Treatment options for canalicular stenosis depend on the severity of the case. In mild cases of the disorder, antibiotics and a warm compress may be enough to ease the symptoms. Some stubborn cases may also be treated with a course of steroids.
In the most severe cases, however, one of the only viable treatments may be surgery. This involves a physician surgically implanting tiny glass tubes into the canalicular channels in an attempt to restore normal tear flow through the tubes.
This surgery isn’t without risk. There can be scarring, bleeding, and vision complications. There is always the chance that the body’s immune system will reject and attack the newly implanted foreign body.
Do I Have a Case, and What Is Its Value?
If you received the drug Taxotere as a part of your cancer treatment program and then subsequently suffered from severe watery eyes or have been diagnosed with canicular stenosis, you may have a viable claim against the drug’s manufacturer. Claims have been made against the drug company that they failed to disclose canicular stenosis as a possible side effect of their medication. Lawsuits have also been filed claiming that the pharmaceutical had a role in both denying and misleading the public about the safety of their drug.
The value of a pharmaceutical claim depends on a variety of factors, including the severity of a person’s condition and symptoms, their treatment options, and whether the side effect caused any permanent disfigurement or disability, such as vision loss. The courts will calculate the economic damages, like medical expenses, as well as non-economic losses, such as pain and suffering. In general, a victim may be able to recover valuable compensation for the following:
- Medical expenses
- Loss of income
- Loss of earning capacity
- Out-of-pocket costs
- Pain and suffering
For more information on how much your Taxotere claim may be worth, consult with an experienced Tulsa Taxotere attorney at Hotze Runkle PLLC.
Contact an Experienced Tulsa Taxotere Lawsuit Attorney from Hotze Runkle PLLC
Important information has been kept from you and your doctor. The pharmaceutical company in charge of manufacturing and marketing the drug Taxotere was negligent because they failed to provide the public with important information about the potential risks of the drug. If you have been harmed as a result, you may be entitled to significant compensation.
How do you know if you may be able to recover compensation? Start by taking this important quiz.

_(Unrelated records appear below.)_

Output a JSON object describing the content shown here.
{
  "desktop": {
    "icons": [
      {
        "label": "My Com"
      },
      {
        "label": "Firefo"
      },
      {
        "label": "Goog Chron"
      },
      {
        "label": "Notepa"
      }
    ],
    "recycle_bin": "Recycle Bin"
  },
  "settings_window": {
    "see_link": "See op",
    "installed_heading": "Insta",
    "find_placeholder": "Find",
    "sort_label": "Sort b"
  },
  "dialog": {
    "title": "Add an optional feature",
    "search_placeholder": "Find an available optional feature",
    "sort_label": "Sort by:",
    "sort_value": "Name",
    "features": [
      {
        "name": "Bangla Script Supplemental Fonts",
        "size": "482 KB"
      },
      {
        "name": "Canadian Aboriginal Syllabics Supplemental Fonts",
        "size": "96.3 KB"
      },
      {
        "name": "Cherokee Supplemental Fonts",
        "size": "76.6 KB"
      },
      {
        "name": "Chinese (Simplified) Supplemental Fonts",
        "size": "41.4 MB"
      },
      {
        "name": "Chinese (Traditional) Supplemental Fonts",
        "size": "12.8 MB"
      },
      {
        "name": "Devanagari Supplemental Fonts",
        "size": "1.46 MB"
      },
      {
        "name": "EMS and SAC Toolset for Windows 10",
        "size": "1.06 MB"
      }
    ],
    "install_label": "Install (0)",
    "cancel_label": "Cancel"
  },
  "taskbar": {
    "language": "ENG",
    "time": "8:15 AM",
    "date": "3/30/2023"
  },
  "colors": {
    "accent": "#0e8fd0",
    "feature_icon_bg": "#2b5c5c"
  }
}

It can help you determine whether you can hold the makers of Taxotere accountable for their actions. You have rights, and the experienced Tulsa team with Hotze Runkle PLLC can help you protect those rights and fight for the money that you deserve.